Raza was born in a small village in Madhya Pradesh and began to paint at the age of twelve. He studied art at the ‘Chitrakala Mahavidyalaya’ at Nagpur and the J. J. School of Art in Mumbai. He also went to France to study Art. He decided to settle down there with a French wife. He won many national and international awards including all three Padma awards.
His paintings explored a spiritual and metaphysical path. The ‘bindu’ or point became the main point of his paintings. He said that his work was his own inner experience and involvement with the mysteries of nature and form expressed in colour, line, space and light. An artist’s thoughts might seem to be too complex when expressed through words. So, the effective medium of communication is his work- his paintings.
Raza had great creativity. His paintings are very expressive. He passed away on 23 July 2016 at the age of 94, leaving behind a legacy of paintings that depict extraordinary compositions.
Gond Art is a tribal art developed and preserved by the Gond tribal people of Madhya Pradesh, Maharashtra, Telangana, Andhra Pradesh and Odisha. Their traditional tales say that they have lived in India for thousands of years even before the other inhabitants came here. The Gondi language is similar to Telugu, a Dravidian language.
Gond art has spread mainly in Central India. Originally, people used to draw pictures on the earthen walls of their houses. Most folk arts, including Gond art, involve natural techniques of preparing colours and the use of several mediums. They are passed on from generation to generation.
A house decorated with beautiful pictures creates a nice atmosphere. In folk arts, you prepare the ‘canvas’, or surface to draw on, yourself. So, creating folk art is a very enriching experience.
In the past, natural things such as soils of different shades, the juice of plants, leaves, tree bark, flowers, fruits, and coal and cow-dung were used to prepare colours. The different colours, textures and patterns lend a simplicity to the art. Gond art conveys deep thought in an easy manner.
In Gond art, the outlines may vary from artist to artist, but the designs inside make the whole picture lively and attractive. The designs include simple textures that use dots, straight lines, dotted lines, curvy shapes and circles. Colour is important for the total effect to be amazing and beautiful.

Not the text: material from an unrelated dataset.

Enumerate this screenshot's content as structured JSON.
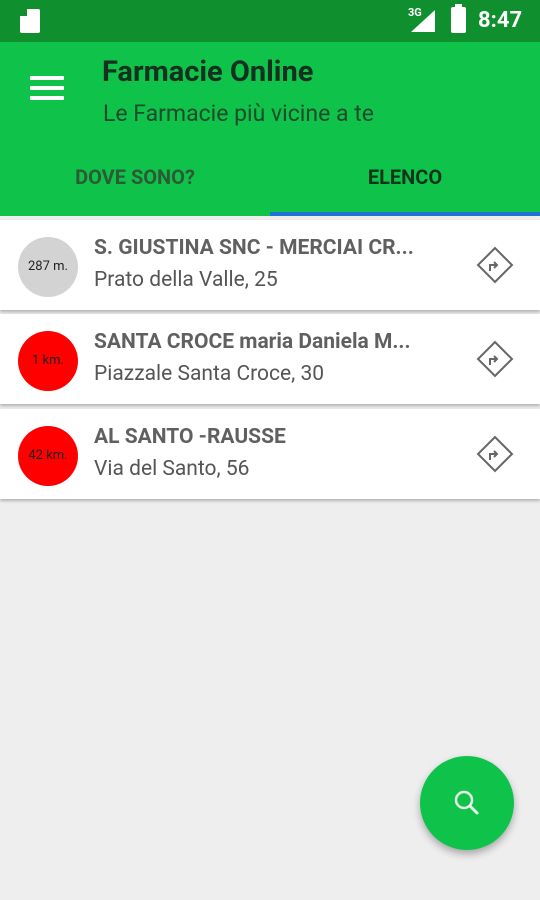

In the present, many men have taken up Gond art for money. But its roots probably lie in women’s daily chores like cleaning and decorating the house.
Both Raza’s art and Gond art have greatly enriched the tradition of art in India. Abstract art and folk art express the artist’s inner thoughts through simple shapes and lines and vibrant colours. This shows us how different kinds of art and artists use the tools available to them to express themselves. Art is a tool for self-expression as well a marker of cultural identity, and Raza’s paintings and Gond art are excellent examples of this.